[DATASET ENTRIES Boundary: Start]
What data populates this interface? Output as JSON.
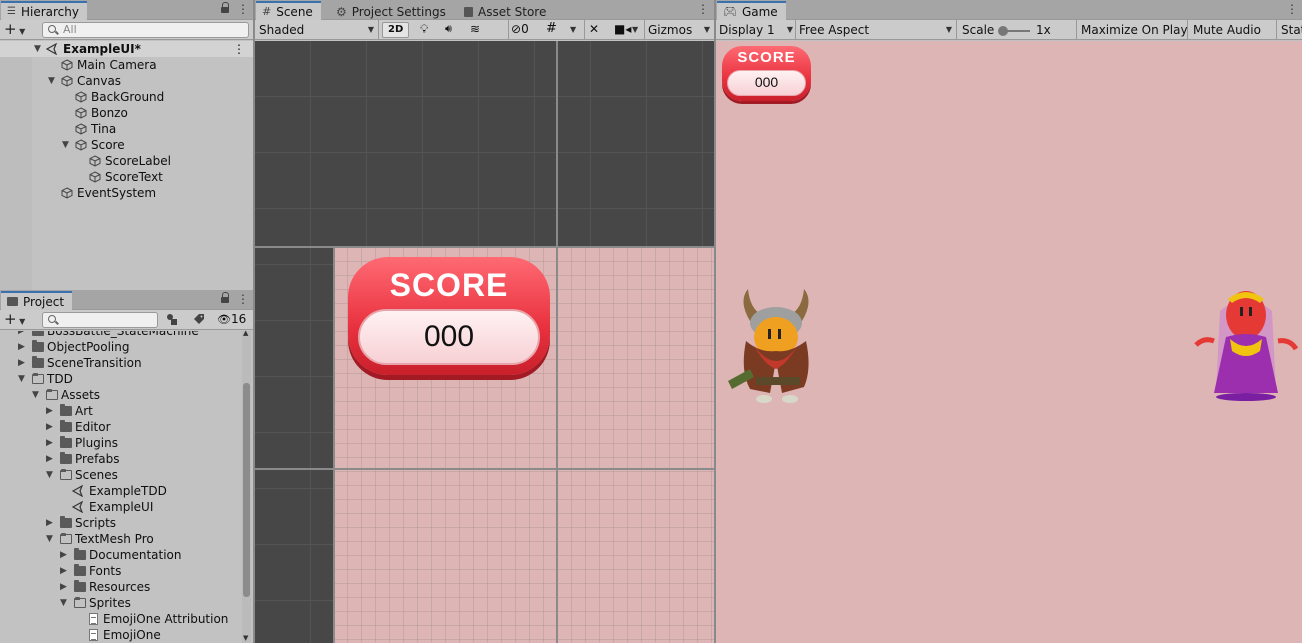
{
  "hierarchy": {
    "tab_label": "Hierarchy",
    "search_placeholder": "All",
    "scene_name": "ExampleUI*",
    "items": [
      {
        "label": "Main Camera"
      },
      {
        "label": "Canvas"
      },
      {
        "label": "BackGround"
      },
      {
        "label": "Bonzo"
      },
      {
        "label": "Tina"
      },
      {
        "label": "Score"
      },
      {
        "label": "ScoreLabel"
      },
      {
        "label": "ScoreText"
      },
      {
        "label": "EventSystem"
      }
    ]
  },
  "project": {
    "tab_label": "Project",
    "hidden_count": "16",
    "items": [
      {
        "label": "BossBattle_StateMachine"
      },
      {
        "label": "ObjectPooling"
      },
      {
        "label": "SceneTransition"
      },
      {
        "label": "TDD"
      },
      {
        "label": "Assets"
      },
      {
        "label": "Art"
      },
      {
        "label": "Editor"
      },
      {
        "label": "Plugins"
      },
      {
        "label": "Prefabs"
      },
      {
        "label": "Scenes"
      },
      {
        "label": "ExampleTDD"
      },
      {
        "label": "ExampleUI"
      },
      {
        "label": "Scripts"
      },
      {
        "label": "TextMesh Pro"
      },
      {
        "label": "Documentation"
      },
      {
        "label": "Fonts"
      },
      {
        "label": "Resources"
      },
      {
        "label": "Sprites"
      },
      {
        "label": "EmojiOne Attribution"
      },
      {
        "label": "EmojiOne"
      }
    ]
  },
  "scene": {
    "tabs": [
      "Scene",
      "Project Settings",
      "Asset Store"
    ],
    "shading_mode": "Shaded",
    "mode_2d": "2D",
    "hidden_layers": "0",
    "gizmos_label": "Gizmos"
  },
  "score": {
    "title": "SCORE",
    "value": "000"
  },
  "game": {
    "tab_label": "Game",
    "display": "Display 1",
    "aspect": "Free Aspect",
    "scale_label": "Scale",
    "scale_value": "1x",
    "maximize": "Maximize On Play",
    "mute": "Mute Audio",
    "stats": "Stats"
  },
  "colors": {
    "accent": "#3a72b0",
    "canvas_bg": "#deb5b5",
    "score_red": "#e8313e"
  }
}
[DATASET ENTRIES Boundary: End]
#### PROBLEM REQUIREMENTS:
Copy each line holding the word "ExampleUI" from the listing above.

#### ANSWER SPACE:
    "scene_name": "ExampleUI*",
        "label": "ExampleUI"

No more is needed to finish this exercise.